# EXERCISE REQUIREMENTS:
Only the pictures stay out; every record is to be quoted exactly.

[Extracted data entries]

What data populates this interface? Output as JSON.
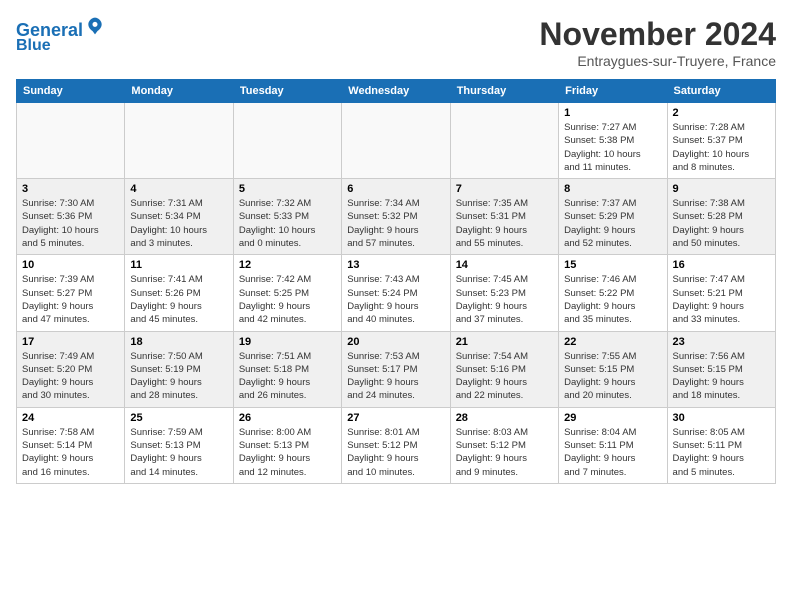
{
  "header": {
    "logo_line1": "General",
    "logo_line2": "Blue",
    "month_title": "November 2024",
    "subtitle": "Entraygues-sur-Truyere, France"
  },
  "days_of_week": [
    "Sunday",
    "Monday",
    "Tuesday",
    "Wednesday",
    "Thursday",
    "Friday",
    "Saturday"
  ],
  "weeks": [
    {
      "days": [
        {
          "num": "",
          "info": ""
        },
        {
          "num": "",
          "info": ""
        },
        {
          "num": "",
          "info": ""
        },
        {
          "num": "",
          "info": ""
        },
        {
          "num": "",
          "info": ""
        },
        {
          "num": "1",
          "info": "Sunrise: 7:27 AM\nSunset: 5:38 PM\nDaylight: 10 hours\nand 11 minutes."
        },
        {
          "num": "2",
          "info": "Sunrise: 7:28 AM\nSunset: 5:37 PM\nDaylight: 10 hours\nand 8 minutes."
        }
      ]
    },
    {
      "days": [
        {
          "num": "3",
          "info": "Sunrise: 7:30 AM\nSunset: 5:36 PM\nDaylight: 10 hours\nand 5 minutes."
        },
        {
          "num": "4",
          "info": "Sunrise: 7:31 AM\nSunset: 5:34 PM\nDaylight: 10 hours\nand 3 minutes."
        },
        {
          "num": "5",
          "info": "Sunrise: 7:32 AM\nSunset: 5:33 PM\nDaylight: 10 hours\nand 0 minutes."
        },
        {
          "num": "6",
          "info": "Sunrise: 7:34 AM\nSunset: 5:32 PM\nDaylight: 9 hours\nand 57 minutes."
        },
        {
          "num": "7",
          "info": "Sunrise: 7:35 AM\nSunset: 5:31 PM\nDaylight: 9 hours\nand 55 minutes."
        },
        {
          "num": "8",
          "info": "Sunrise: 7:37 AM\nSunset: 5:29 PM\nDaylight: 9 hours\nand 52 minutes."
        },
        {
          "num": "9",
          "info": "Sunrise: 7:38 AM\nSunset: 5:28 PM\nDaylight: 9 hours\nand 50 minutes."
        }
      ]
    },
    {
      "days": [
        {
          "num": "10",
          "info": "Sunrise: 7:39 AM\nSunset: 5:27 PM\nDaylight: 9 hours\nand 47 minutes."
        },
        {
          "num": "11",
          "info": "Sunrise: 7:41 AM\nSunset: 5:26 PM\nDaylight: 9 hours\nand 45 minutes."
        },
        {
          "num": "12",
          "info": "Sunrise: 7:42 AM\nSunset: 5:25 PM\nDaylight: 9 hours\nand 42 minutes."
        },
        {
          "num": "13",
          "info": "Sunrise: 7:43 AM\nSunset: 5:24 PM\nDaylight: 9 hours\nand 40 minutes."
        },
        {
          "num": "14",
          "info": "Sunrise: 7:45 AM\nSunset: 5:23 PM\nDaylight: 9 hours\nand 37 minutes."
        },
        {
          "num": "15",
          "info": "Sunrise: 7:46 AM\nSunset: 5:22 PM\nDaylight: 9 hours\nand 35 minutes."
        },
        {
          "num": "16",
          "info": "Sunrise: 7:47 AM\nSunset: 5:21 PM\nDaylight: 9 hours\nand 33 minutes."
        }
      ]
    },
    {
      "days": [
        {
          "num": "17",
          "info": "Sunrise: 7:49 AM\nSunset: 5:20 PM\nDaylight: 9 hours\nand 30 minutes."
        },
        {
          "num": "18",
          "info": "Sunrise: 7:50 AM\nSunset: 5:19 PM\nDaylight: 9 hours\nand 28 minutes."
        },
        {
          "num": "19",
          "info": "Sunrise: 7:51 AM\nSunset: 5:18 PM\nDaylight: 9 hours\nand 26 minutes."
        },
        {
          "num": "20",
          "info": "Sunrise: 7:53 AM\nSunset: 5:17 PM\nDaylight: 9 hours\nand 24 minutes."
        },
        {
          "num": "21",
          "info": "Sunrise: 7:54 AM\nSunset: 5:16 PM\nDaylight: 9 hours\nand 22 minutes."
        },
        {
          "num": "22",
          "info": "Sunrise: 7:55 AM\nSunset: 5:15 PM\nDaylight: 9 hours\nand 20 minutes."
        },
        {
          "num": "23",
          "info": "Sunrise: 7:56 AM\nSunset: 5:15 PM\nDaylight: 9 hours\nand 18 minutes."
        }
      ]
    },
    {
      "days": [
        {
          "num": "24",
          "info": "Sunrise: 7:58 AM\nSunset: 5:14 PM\nDaylight: 9 hours\nand 16 minutes."
        },
        {
          "num": "25",
          "info": "Sunrise: 7:59 AM\nSunset: 5:13 PM\nDaylight: 9 hours\nand 14 minutes."
        },
        {
          "num": "26",
          "info": "Sunrise: 8:00 AM\nSunset: 5:13 PM\nDaylight: 9 hours\nand 12 minutes."
        },
        {
          "num": "27",
          "info": "Sunrise: 8:01 AM\nSunset: 5:12 PM\nDaylight: 9 hours\nand 10 minutes."
        },
        {
          "num": "28",
          "info": "Sunrise: 8:03 AM\nSunset: 5:12 PM\nDaylight: 9 hours\nand 9 minutes."
        },
        {
          "num": "29",
          "info": "Sunrise: 8:04 AM\nSunset: 5:11 PM\nDaylight: 9 hours\nand 7 minutes."
        },
        {
          "num": "30",
          "info": "Sunrise: 8:05 AM\nSunset: 5:11 PM\nDaylight: 9 hours\nand 5 minutes."
        }
      ]
    }
  ]
}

# RESULT:
What data populates this interface? Output as JSON.
{
  "header": {
    "logo_line1": "General",
    "logo_line2": "Blue",
    "month_title": "November 2024",
    "subtitle": "Entraygues-sur-Truyere, France"
  },
  "days_of_week": [
    "Sunday",
    "Monday",
    "Tuesday",
    "Wednesday",
    "Thursday",
    "Friday",
    "Saturday"
  ],
  "weeks": [
    {
      "days": [
        {
          "num": "",
          "info": ""
        },
        {
          "num": "",
          "info": ""
        },
        {
          "num": "",
          "info": ""
        },
        {
          "num": "",
          "info": ""
        },
        {
          "num": "",
          "info": ""
        },
        {
          "num": "1",
          "info": "Sunrise: 7:27 AM\nSunset: 5:38 PM\nDaylight: 10 hours\nand 11 minutes."
        },
        {
          "num": "2",
          "info": "Sunrise: 7:28 AM\nSunset: 5:37 PM\nDaylight: 10 hours\nand 8 minutes."
        }
      ]
    },
    {
      "days": [
        {
          "num": "3",
          "info": "Sunrise: 7:30 AM\nSunset: 5:36 PM\nDaylight: 10 hours\nand 5 minutes."
        },
        {
          "num": "4",
          "info": "Sunrise: 7:31 AM\nSunset: 5:34 PM\nDaylight: 10 hours\nand 3 minutes."
        },
        {
          "num": "5",
          "info": "Sunrise: 7:32 AM\nSunset: 5:33 PM\nDaylight: 10 hours\nand 0 minutes."
        },
        {
          "num": "6",
          "info": "Sunrise: 7:34 AM\nSunset: 5:32 PM\nDaylight: 9 hours\nand 57 minutes."
        },
        {
          "num": "7",
          "info": "Sunrise: 7:35 AM\nSunset: 5:31 PM\nDaylight: 9 hours\nand 55 minutes."
        },
        {
          "num": "8",
          "info": "Sunrise: 7:37 AM\nSunset: 5:29 PM\nDaylight: 9 hours\nand 52 minutes."
        },
        {
          "num": "9",
          "info": "Sunrise: 7:38 AM\nSunset: 5:28 PM\nDaylight: 9 hours\nand 50 minutes."
        }
      ]
    },
    {
      "days": [
        {
          "num": "10",
          "info": "Sunrise: 7:39 AM\nSunset: 5:27 PM\nDaylight: 9 hours\nand 47 minutes."
        },
        {
          "num": "11",
          "info": "Sunrise: 7:41 AM\nSunset: 5:26 PM\nDaylight: 9 hours\nand 45 minutes."
        },
        {
          "num": "12",
          "info": "Sunrise: 7:42 AM\nSunset: 5:25 PM\nDaylight: 9 hours\nand 42 minutes."
        },
        {
          "num": "13",
          "info": "Sunrise: 7:43 AM\nSunset: 5:24 PM\nDaylight: 9 hours\nand 40 minutes."
        },
        {
          "num": "14",
          "info": "Sunrise: 7:45 AM\nSunset: 5:23 PM\nDaylight: 9 hours\nand 37 minutes."
        },
        {
          "num": "15",
          "info": "Sunrise: 7:46 AM\nSunset: 5:22 PM\nDaylight: 9 hours\nand 35 minutes."
        },
        {
          "num": "16",
          "info": "Sunrise: 7:47 AM\nSunset: 5:21 PM\nDaylight: 9 hours\nand 33 minutes."
        }
      ]
    },
    {
      "days": [
        {
          "num": "17",
          "info": "Sunrise: 7:49 AM\nSunset: 5:20 PM\nDaylight: 9 hours\nand 30 minutes."
        },
        {
          "num": "18",
          "info": "Sunrise: 7:50 AM\nSunset: 5:19 PM\nDaylight: 9 hours\nand 28 minutes."
        },
        {
          "num": "19",
          "info": "Sunrise: 7:51 AM\nSunset: 5:18 PM\nDaylight: 9 hours\nand 26 minutes."
        },
        {
          "num": "20",
          "info": "Sunrise: 7:53 AM\nSunset: 5:17 PM\nDaylight: 9 hours\nand 24 minutes."
        },
        {
          "num": "21",
          "info": "Sunrise: 7:54 AM\nSunset: 5:16 PM\nDaylight: 9 hours\nand 22 minutes."
        },
        {
          "num": "22",
          "info": "Sunrise: 7:55 AM\nSunset: 5:15 PM\nDaylight: 9 hours\nand 20 minutes."
        },
        {
          "num": "23",
          "info": "Sunrise: 7:56 AM\nSunset: 5:15 PM\nDaylight: 9 hours\nand 18 minutes."
        }
      ]
    },
    {
      "days": [
        {
          "num": "24",
          "info": "Sunrise: 7:58 AM\nSunset: 5:14 PM\nDaylight: 9 hours\nand 16 minutes."
        },
        {
          "num": "25",
          "info": "Sunrise: 7:59 AM\nSunset: 5:13 PM\nDaylight: 9 hours\nand 14 minutes."
        },
        {
          "num": "26",
          "info": "Sunrise: 8:00 AM\nSunset: 5:13 PM\nDaylight: 9 hours\nand 12 minutes."
        },
        {
          "num": "27",
          "info": "Sunrise: 8:01 AM\nSunset: 5:12 PM\nDaylight: 9 hours\nand 10 minutes."
        },
        {
          "num": "28",
          "info": "Sunrise: 8:03 AM\nSunset: 5:12 PM\nDaylight: 9 hours\nand 9 minutes."
        },
        {
          "num": "29",
          "info": "Sunrise: 8:04 AM\nSunset: 5:11 PM\nDaylight: 9 hours\nand 7 minutes."
        },
        {
          "num": "30",
          "info": "Sunrise: 8:05 AM\nSunset: 5:11 PM\nDaylight: 9 hours\nand 5 minutes."
        }
      ]
    }
  ]
}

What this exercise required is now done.